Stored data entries
★ ★ ★ ★ ★

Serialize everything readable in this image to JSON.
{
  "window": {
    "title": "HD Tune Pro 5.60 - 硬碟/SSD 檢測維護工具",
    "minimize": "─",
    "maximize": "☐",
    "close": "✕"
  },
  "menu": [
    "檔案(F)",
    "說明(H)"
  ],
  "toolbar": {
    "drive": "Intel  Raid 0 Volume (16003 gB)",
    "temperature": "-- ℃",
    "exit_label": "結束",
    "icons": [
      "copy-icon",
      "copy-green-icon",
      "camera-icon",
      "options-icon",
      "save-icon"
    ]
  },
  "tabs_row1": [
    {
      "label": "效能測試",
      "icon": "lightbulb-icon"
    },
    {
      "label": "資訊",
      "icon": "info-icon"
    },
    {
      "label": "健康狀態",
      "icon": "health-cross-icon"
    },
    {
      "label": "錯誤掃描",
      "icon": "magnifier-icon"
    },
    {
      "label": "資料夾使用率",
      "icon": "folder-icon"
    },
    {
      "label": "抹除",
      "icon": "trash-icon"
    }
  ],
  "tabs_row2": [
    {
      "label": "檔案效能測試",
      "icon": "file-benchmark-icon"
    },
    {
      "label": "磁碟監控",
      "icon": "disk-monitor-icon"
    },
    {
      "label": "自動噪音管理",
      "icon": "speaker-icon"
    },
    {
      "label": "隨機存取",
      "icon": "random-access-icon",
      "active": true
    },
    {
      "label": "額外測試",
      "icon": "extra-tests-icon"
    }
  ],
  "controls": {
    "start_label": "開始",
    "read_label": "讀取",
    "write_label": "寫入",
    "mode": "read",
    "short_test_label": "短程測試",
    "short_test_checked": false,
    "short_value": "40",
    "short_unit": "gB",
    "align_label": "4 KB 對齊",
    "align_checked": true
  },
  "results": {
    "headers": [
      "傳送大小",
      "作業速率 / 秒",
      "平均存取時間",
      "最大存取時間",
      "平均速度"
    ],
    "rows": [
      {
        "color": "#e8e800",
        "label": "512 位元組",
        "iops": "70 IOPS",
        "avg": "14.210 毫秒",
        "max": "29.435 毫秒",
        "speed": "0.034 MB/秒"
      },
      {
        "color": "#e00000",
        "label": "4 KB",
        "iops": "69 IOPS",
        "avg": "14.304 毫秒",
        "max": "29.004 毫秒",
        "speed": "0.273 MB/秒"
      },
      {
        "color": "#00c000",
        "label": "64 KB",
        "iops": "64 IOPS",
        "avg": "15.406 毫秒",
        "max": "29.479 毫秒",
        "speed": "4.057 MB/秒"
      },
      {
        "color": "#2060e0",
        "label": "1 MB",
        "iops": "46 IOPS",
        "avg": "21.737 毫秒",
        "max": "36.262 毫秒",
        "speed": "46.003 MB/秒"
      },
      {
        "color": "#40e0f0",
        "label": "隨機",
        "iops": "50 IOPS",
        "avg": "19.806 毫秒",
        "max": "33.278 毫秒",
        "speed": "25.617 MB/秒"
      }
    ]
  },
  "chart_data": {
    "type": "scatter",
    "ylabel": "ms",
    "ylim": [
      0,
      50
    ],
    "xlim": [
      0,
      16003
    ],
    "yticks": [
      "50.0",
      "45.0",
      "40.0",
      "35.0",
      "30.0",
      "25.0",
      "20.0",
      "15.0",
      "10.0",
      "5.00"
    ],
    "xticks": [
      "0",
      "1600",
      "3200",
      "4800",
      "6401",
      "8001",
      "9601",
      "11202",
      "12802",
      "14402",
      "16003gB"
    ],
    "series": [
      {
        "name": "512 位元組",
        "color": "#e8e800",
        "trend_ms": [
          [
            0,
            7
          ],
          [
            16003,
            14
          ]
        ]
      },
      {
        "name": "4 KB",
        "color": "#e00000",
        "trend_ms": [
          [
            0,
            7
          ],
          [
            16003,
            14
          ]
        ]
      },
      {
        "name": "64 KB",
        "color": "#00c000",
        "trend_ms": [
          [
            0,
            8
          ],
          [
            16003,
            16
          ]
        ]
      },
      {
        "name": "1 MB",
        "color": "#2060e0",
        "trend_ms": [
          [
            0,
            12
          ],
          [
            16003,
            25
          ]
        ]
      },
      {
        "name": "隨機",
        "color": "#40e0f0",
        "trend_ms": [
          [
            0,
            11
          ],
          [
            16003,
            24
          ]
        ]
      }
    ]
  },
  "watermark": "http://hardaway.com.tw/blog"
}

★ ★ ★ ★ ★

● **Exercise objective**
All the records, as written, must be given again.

● **Task response**
Serialize everything readable in this image to JSON.
{
  "window": {
    "title": "HD Tune Pro 5.60 - 硬碟/SSD 檢測維護工具",
    "minimize": "─",
    "maximize": "☐",
    "close": "✕"
  },
  "menu": [
    "檔案(F)",
    "說明(H)"
  ],
  "toolbar": {
    "drive": "Intel  Raid 0 Volume (16003 gB)",
    "temperature": "-- ℃",
    "exit_label": "結束",
    "icons": [
      "copy-icon",
      "copy-green-icon",
      "camera-icon",
      "options-icon",
      "save-icon"
    ]
  },
  "tabs_row1": [
    {
      "label": "效能測試",
      "icon": "lightbulb-icon"
    },
    {
      "label": "資訊",
      "icon": "info-icon"
    },
    {
      "label": "健康狀態",
      "icon": "health-cross-icon"
    },
    {
      "label": "錯誤掃描",
      "icon": "magnifier-icon"
    },
    {
      "label": "資料夾使用率",
      "icon": "folder-icon"
    },
    {
      "label": "抹除",
      "icon": "trash-icon"
    }
  ],
  "tabs_row2": [
    {
      "label": "檔案效能測試",
      "icon": "file-benchmark-icon"
    },
    {
      "label": "磁碟監控",
      "icon": "disk-monitor-icon"
    },
    {
      "label": "自動噪音管理",
      "icon": "speaker-icon"
    },
    {
      "label": "隨機存取",
      "icon": "random-access-icon",
      "active": true
    },
    {
      "label": "額外測試",
      "icon": "extra-tests-icon"
    }
  ],
  "controls": {
    "start_label": "開始",
    "read_label": "讀取",
    "write_label": "寫入",
    "mode": "read",
    "short_test_label": "短程測試",
    "short_test_checked": false,
    "short_value": "40",
    "short_unit": "gB",
    "align_label": "4 KB 對齊",
    "align_checked": true
  },
  "results": {
    "headers": [
      "傳送大小",
      "作業速率 / 秒",
      "平均存取時間",
      "最大存取時間",
      "平均速度"
    ],
    "rows": [
      {
        "color": "#e8e800",
        "label": "512 位元組",
        "iops": "70 IOPS",
        "avg": "14.210 毫秒",
        "max": "29.435 毫秒",
        "speed": "0.034 MB/秒"
      },
      {
        "color": "#e00000",
        "label": "4 KB",
        "iops": "69 IOPS",
        "avg": "14.304 毫秒",
        "max": "29.004 毫秒",
        "speed": "0.273 MB/秒"
      },
      {
        "color": "#00c000",
        "label": "64 KB",
        "iops": "64 IOPS",
        "avg": "15.406 毫秒",
        "max": "29.479 毫秒",
        "speed": "4.057 MB/秒"
      },
      {
        "color": "#2060e0",
        "label": "1 MB",
        "iops": "46 IOPS",
        "avg": "21.737 毫秒",
        "max": "36.262 毫秒",
        "speed": "46.003 MB/秒"
      },
      {
        "color": "#40e0f0",
        "label": "隨機",
        "iops": "50 IOPS",
        "avg": "19.806 毫秒",
        "max": "33.278 毫秒",
        "speed": "25.617 MB/秒"
      }
    ]
  },
  "chart_data": {
    "type": "scatter",
    "ylabel": "ms",
    "ylim": [
      0,
      50
    ],
    "xlim": [
      0,
      16003
    ],
    "yticks": [
      "50.0",
      "45.0",
      "40.0",
      "35.0",
      "30.0",
      "25.0",
      "20.0",
      "15.0",
      "10.0",
      "5.00"
    ],
    "xticks": [
      "0",
      "1600",
      "3200",
      "4800",
      "6401",
      "8001",
      "9601",
      "11202",
      "12802",
      "14402",
      "16003gB"
    ],
    "series": [
      {
        "name": "512 位元組",
        "color": "#e8e800",
        "trend_ms": [
          [
            0,
            7
          ],
          [
            16003,
            14
          ]
        ]
      },
      {
        "name": "4 KB",
        "color": "#e00000",
        "trend_ms": [
          [
            0,
            7
          ],
          [
            16003,
            14
          ]
        ]
      },
      {
        "name": "64 KB",
        "color": "#00c000",
        "trend_ms": [
          [
            0,
            8
          ],
          [
            16003,
            16
          ]
        ]
      },
      {
        "name": "1 MB",
        "color": "#2060e0",
        "trend_ms": [
          [
            0,
            12
          ],
          [
            16003,
            25
          ]
        ]
      },
      {
        "name": "隨機",
        "color": "#40e0f0",
        "trend_ms": [
          [
            0,
            11
          ],
          [
            16003,
            24
          ]
        ]
      }
    ]
  },
  "watermark": "http://hardaway.com.tw/blog"
}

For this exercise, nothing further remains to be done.